> Your assignment
This task calls for copying every line of the records that includes the word "JSON".

----- Record excerpts

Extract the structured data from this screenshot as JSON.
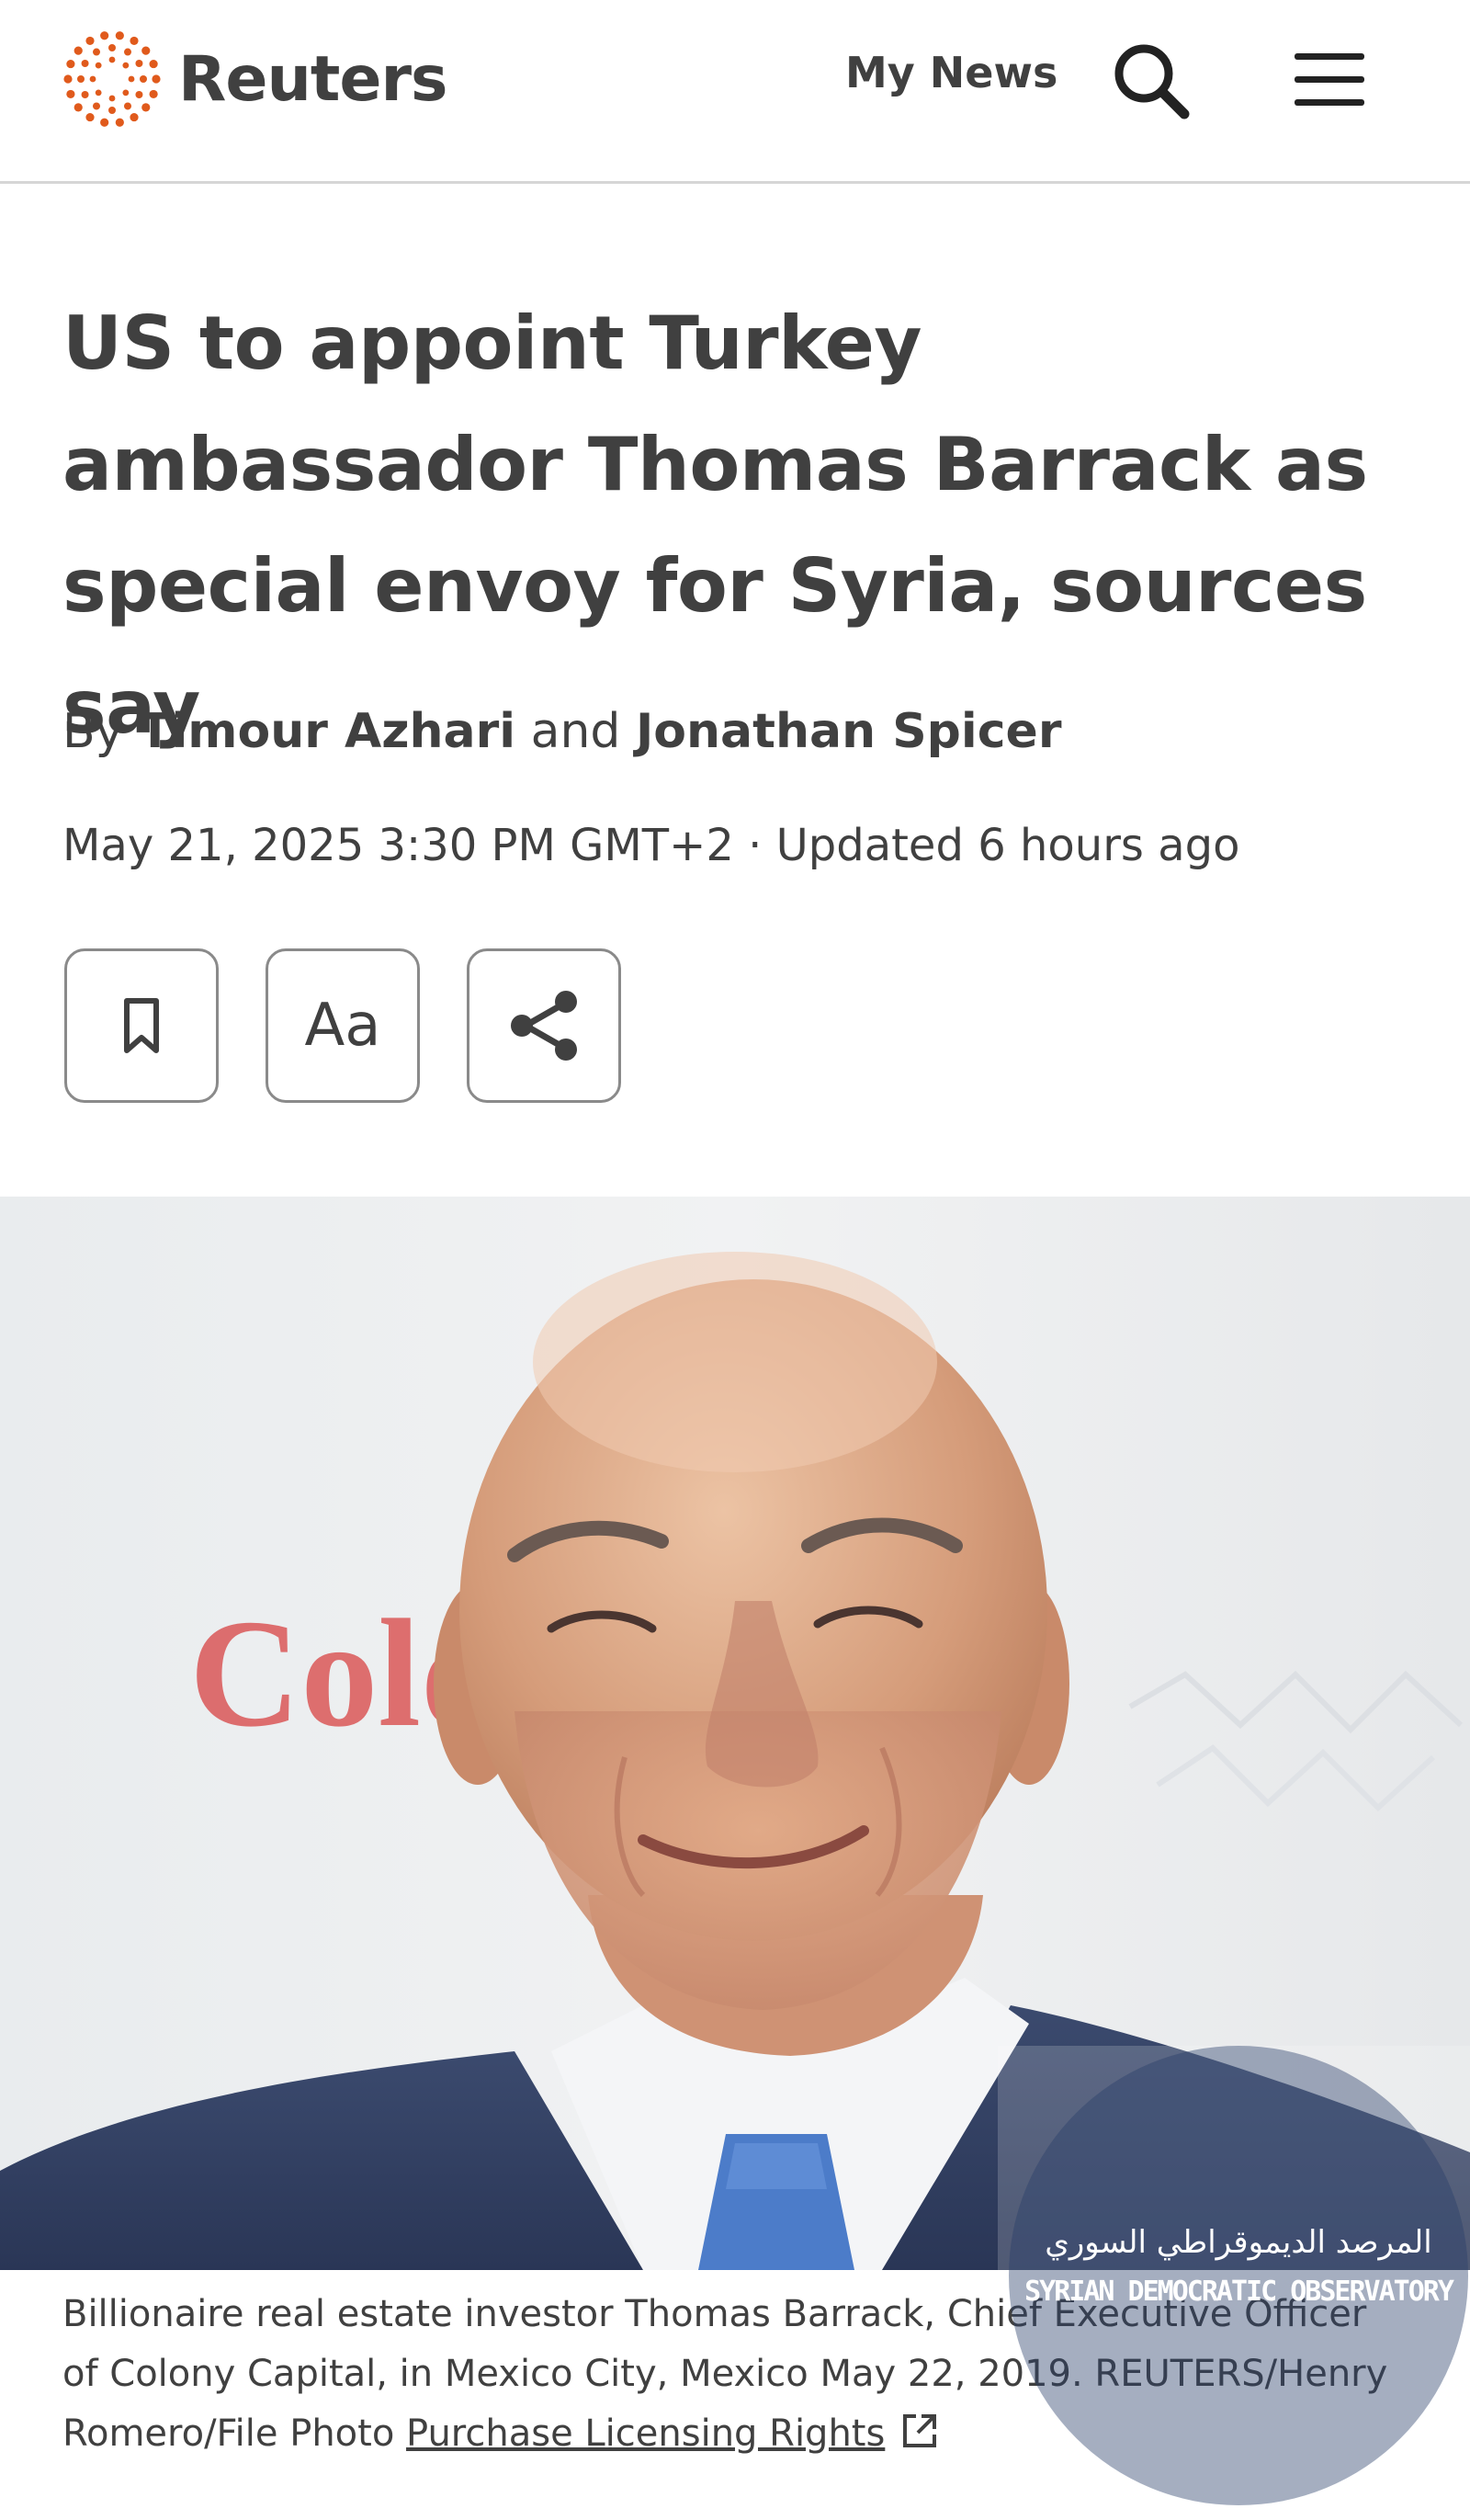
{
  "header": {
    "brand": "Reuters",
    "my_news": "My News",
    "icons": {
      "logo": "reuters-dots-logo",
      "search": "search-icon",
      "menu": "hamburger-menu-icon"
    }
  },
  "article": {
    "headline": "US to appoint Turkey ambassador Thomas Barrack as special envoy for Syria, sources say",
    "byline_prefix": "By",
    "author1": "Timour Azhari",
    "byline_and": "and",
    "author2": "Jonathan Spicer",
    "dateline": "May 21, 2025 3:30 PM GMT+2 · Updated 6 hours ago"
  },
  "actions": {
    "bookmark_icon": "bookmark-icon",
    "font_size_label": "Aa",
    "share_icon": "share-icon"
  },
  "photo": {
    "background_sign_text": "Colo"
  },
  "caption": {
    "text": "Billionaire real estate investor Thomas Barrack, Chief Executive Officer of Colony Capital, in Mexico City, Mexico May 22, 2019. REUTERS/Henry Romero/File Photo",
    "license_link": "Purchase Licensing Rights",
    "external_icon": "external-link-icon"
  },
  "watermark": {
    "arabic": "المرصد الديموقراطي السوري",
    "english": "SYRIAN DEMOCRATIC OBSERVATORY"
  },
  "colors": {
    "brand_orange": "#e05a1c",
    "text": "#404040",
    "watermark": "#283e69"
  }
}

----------
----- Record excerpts

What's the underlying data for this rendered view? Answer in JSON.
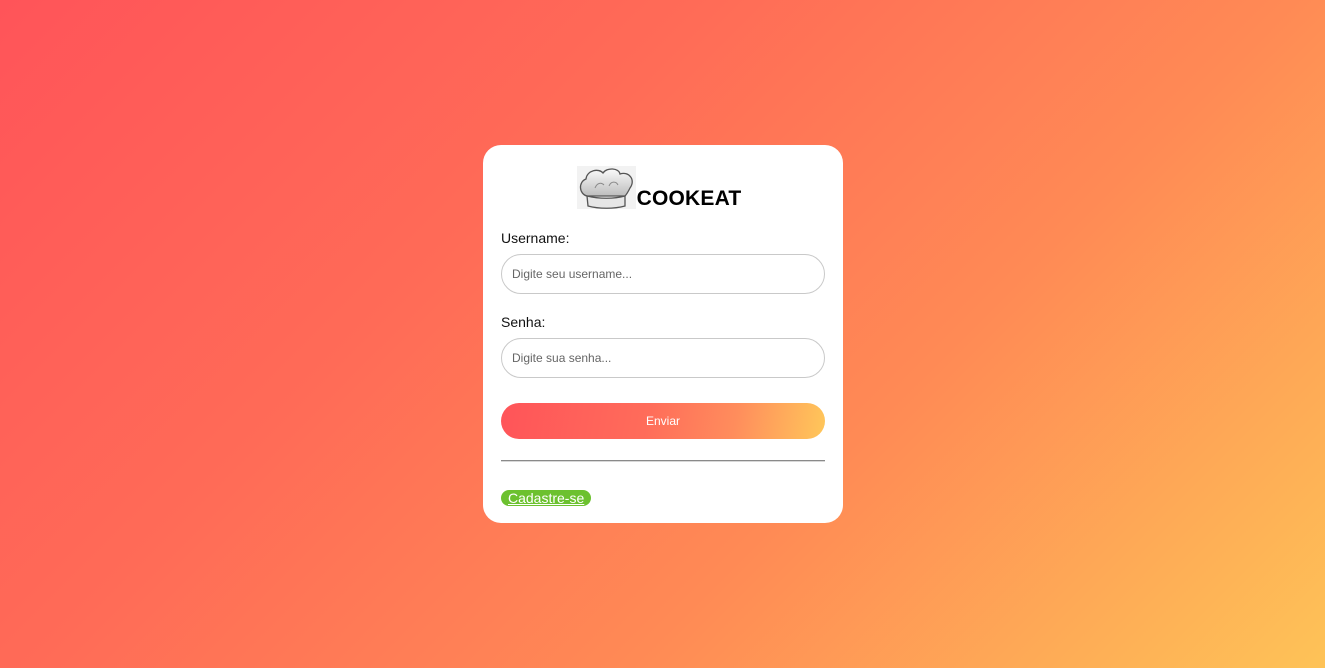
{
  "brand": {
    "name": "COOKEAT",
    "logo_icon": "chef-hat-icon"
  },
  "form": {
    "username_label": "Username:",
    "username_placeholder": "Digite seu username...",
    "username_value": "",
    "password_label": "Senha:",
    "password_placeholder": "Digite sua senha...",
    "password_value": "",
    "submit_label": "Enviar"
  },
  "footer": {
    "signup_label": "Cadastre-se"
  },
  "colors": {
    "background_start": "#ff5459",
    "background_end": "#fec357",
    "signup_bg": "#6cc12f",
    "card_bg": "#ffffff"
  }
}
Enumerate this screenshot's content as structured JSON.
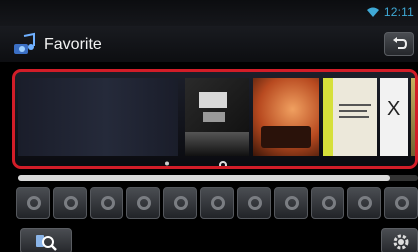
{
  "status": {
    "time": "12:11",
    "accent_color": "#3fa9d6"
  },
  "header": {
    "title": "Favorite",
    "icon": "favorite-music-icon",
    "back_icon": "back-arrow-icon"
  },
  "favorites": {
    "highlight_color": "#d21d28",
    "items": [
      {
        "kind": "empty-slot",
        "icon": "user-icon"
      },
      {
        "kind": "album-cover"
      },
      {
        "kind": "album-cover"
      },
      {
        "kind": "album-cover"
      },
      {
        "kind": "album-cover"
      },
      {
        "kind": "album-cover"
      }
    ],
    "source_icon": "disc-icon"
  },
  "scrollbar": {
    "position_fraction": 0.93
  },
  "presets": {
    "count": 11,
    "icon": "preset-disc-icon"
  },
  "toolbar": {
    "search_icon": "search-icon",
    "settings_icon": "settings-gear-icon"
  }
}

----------

> Written answer
Extract the structured data from this screenshot as JSON.
What's the underlying data for this rendered view? Answer in JSON.
Enumerate this screenshot's content as structured JSON.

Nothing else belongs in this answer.